We’ve reached peak iPad.
Or, at least, that’s the current meme going around this week. Truth be told, it actually started last week, leading up to Apple’s earnings on Tuesday. A few folks read the tea leaves and guessed that Apple’s iPad sales would disappoint this quarter. And lo! They were right.
But let’s take a moment to consider the definition of “disappoint”:
fail to fulfill the hopes or expectations of (someone)
In that sense, the definition is correct. iPad sales did disappoint one group of folks immensely: Wall Street.
But that’s also a comical exaggeration of the word. 16-plus million units sold is now disappointing because it wasn’t the 19-plus million sold a year ago. This for a product that did not exist four years ago.

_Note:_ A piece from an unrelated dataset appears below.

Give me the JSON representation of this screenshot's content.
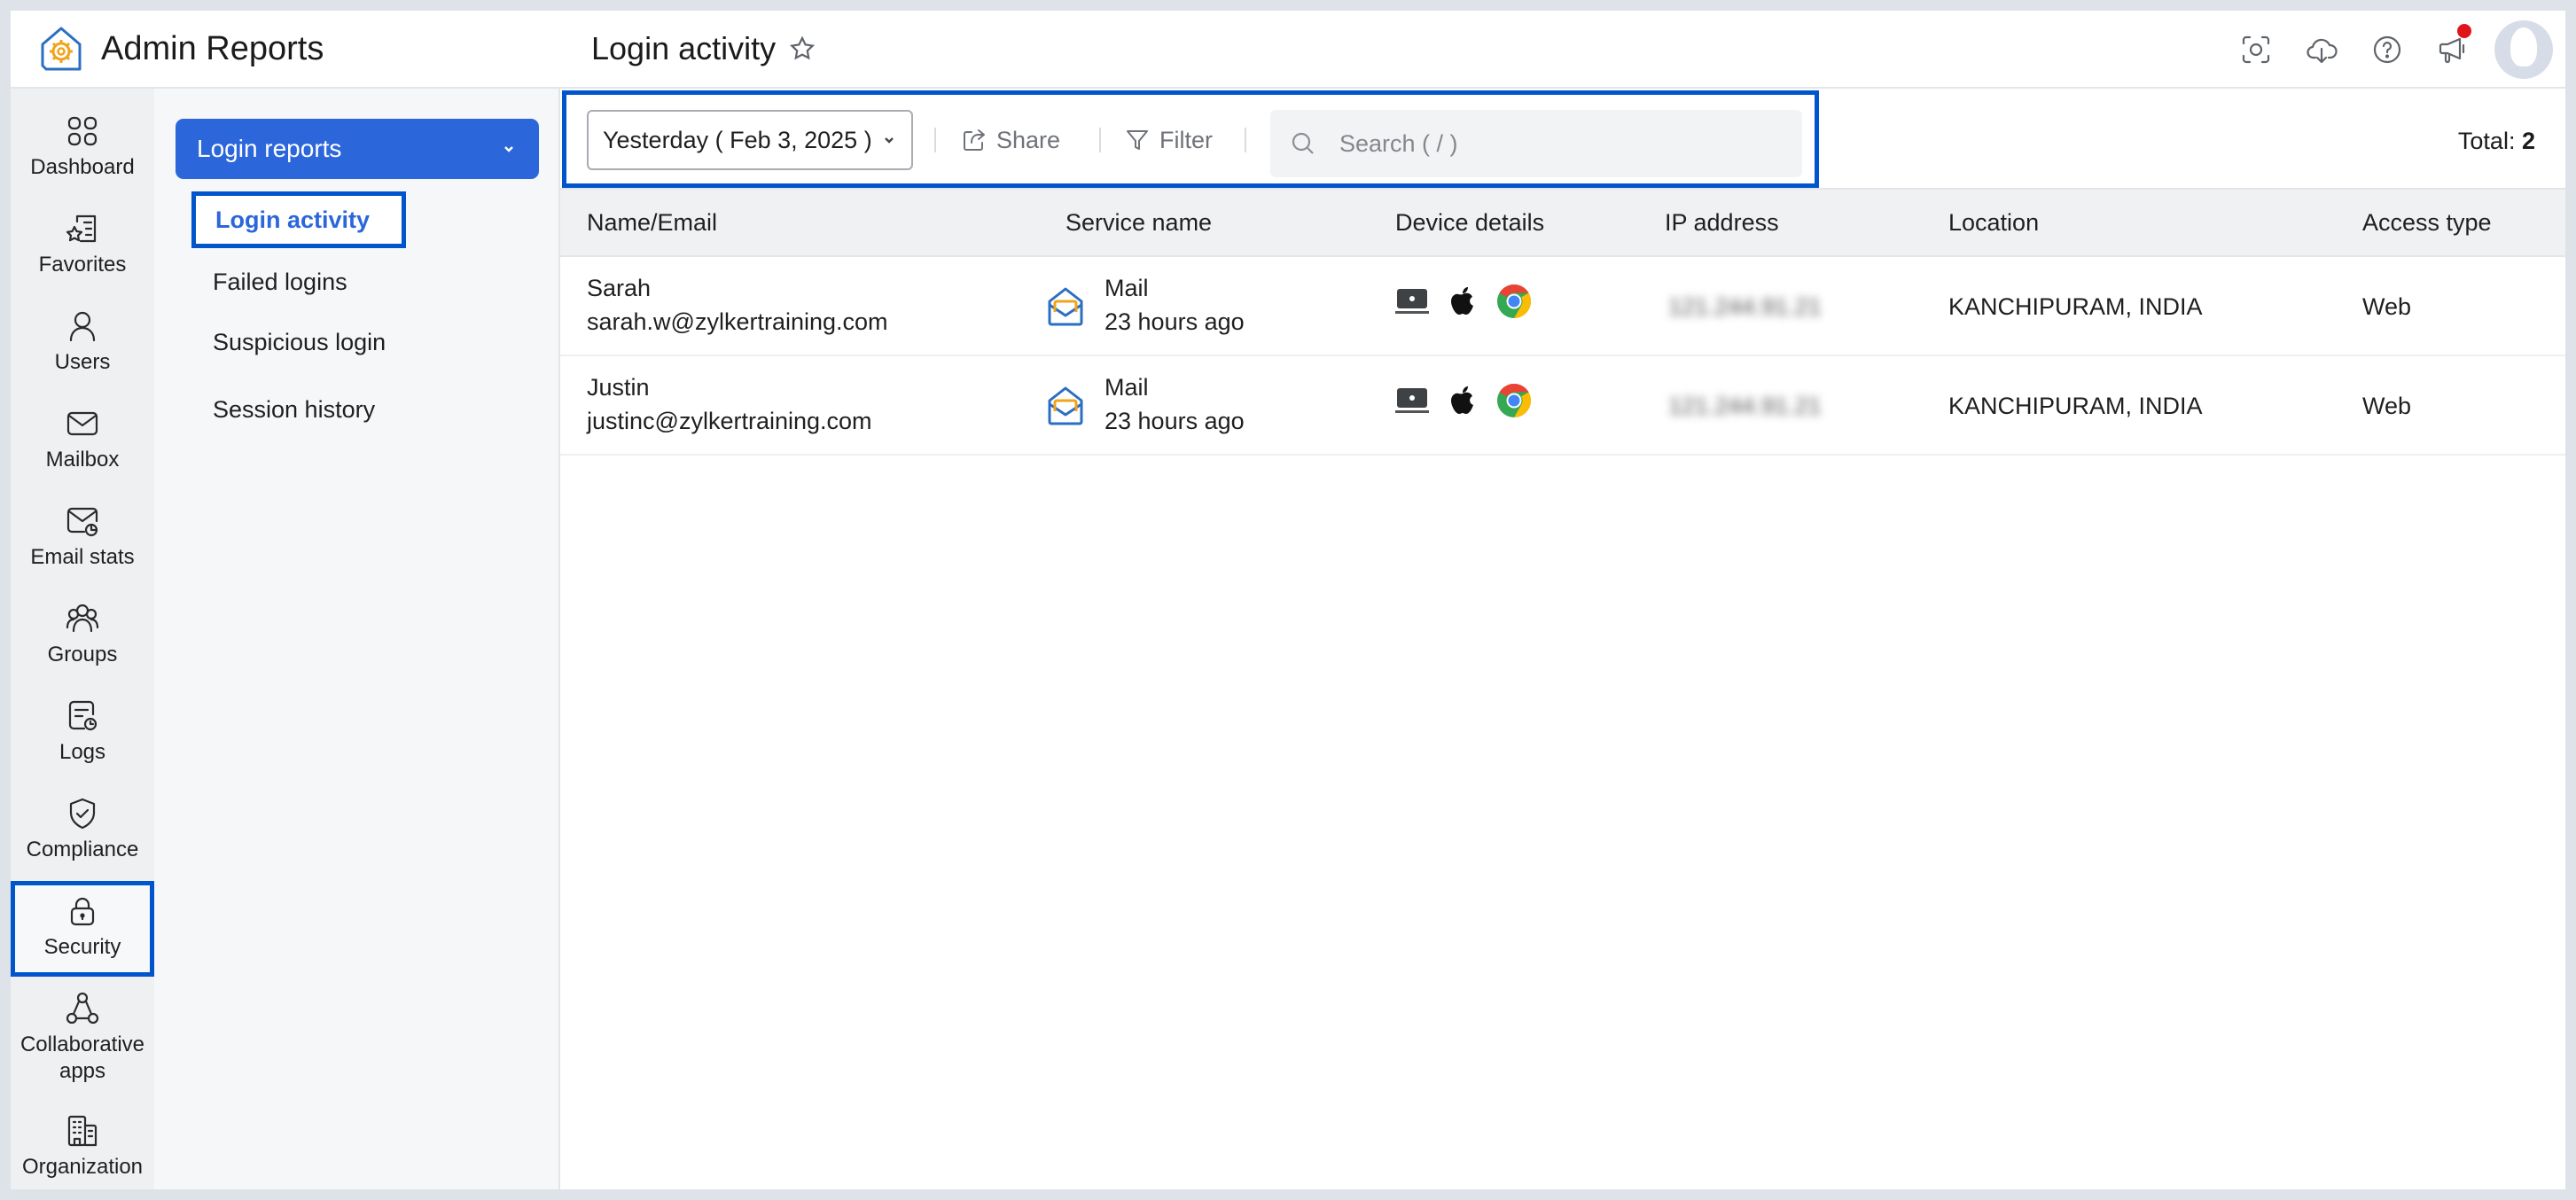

At first during the earnings call, Tim Cook tried to explain the “miss” on supply chain minutia. That was a mistake. His second explanation was much better:
When I back up from iPad, here’s what I see. It absolutely has been the fastest growing product in Apple’s history and it’s been the only product that we’ve ever made that was instantly a hit in three of our key markets, from consumer to business, including the enterprise and education.
And so, if you really look at it in just four years after we launched the very first iPad, we’ve sold over 210 million, which is more than we or I think anyone thought was possible at that period of time. And it’s interesting to note that that’s almost twice as many iPhones that we’ve sold in a comparable period of time, and over seven times as many iPods as we’ve sold in the period of time. So, I think it’s important to kind of put that in perspective. We’ve come a long way very, very quickly…
In other words, the iPad got too successful, too quickly, for its own good. Or rather, for Wall Street’s version of “its own good”.
I know that sounds like “fanboy” rhetoric. But I have 210 million reasons why it’s not. And I have more.
As a standalone business, just based on the last 12 months of revenue, the iPad would be in the top 100 companies in the Fortune 500. Think about that for a second. The iPad alone is bigger than almost all Fortune 500 companies.
If the iPad is a fad, it’s the greatest fad in the history of American business.
And so I repeat: the iPad got too successful, too quickly. And everyone (including Apple) got spoiled by those insane numbers.
What we had was a perfect storm of events that led to the rise of the iPad:
- The iPhone priming the public for iOS.
- The desire for larger touchscreens.
- And, of course, the implosion of the PC industry.
This is what led to 210 million units sold in four years.
All this in the face of being “just a big iPod touch,” remember? The iPad was doomed by many to flop from the outset. Four years and 210 million units later, it’s still being doomed to flop, but the vantage point has changed. Now “it’s no iPhone”.
That is, of course, true. Your smartphone you always have on you, your tablet you do not. It’s a different type of computing device. You can argue that as phones get bigger, they veer too close to tablets for a tablet purchase to still be justified. But I do believe we’ll see phone sizes eventually settle in the 4 to 5-inch range, while tablets go the other way: larger, as they embrace their destiny.
I return to my mother. She first looked at the iPad as cool, but foreign. Now you can barely pry it out of her hands. It is her computer. Keyboard be damned.
In concluding his iPad thoughts on the earnings call, Tim Cook noted that he continued to believe the iPad would eclipse the PC market in terms of sales. Tim Cook is an operations guy. He has long handled Apple’s supply chain perhaps better than anyone has ever handled a supply chain in the history of industry. When he makes such a prediction, it’s not to be taken lightly. He has Apple’s supply chain ready and primed for such a day.
As he noted:
And so, when I back up from all of these, I feel great. That doesn’t mean that every quarter, every 90 days is going to be a number that everybody is thrilled with. But what it means to me is that the trend over the arc of time that things look very, very good, that iPad has a great future. And of course the thing that drives us more than any of this are the next iPads if you will, the things that are in the pipeline, the things that we can do to make the product even better and there is no shortage of work going in on that nor any shortage of ideas.
Peak iPad? We’ll see.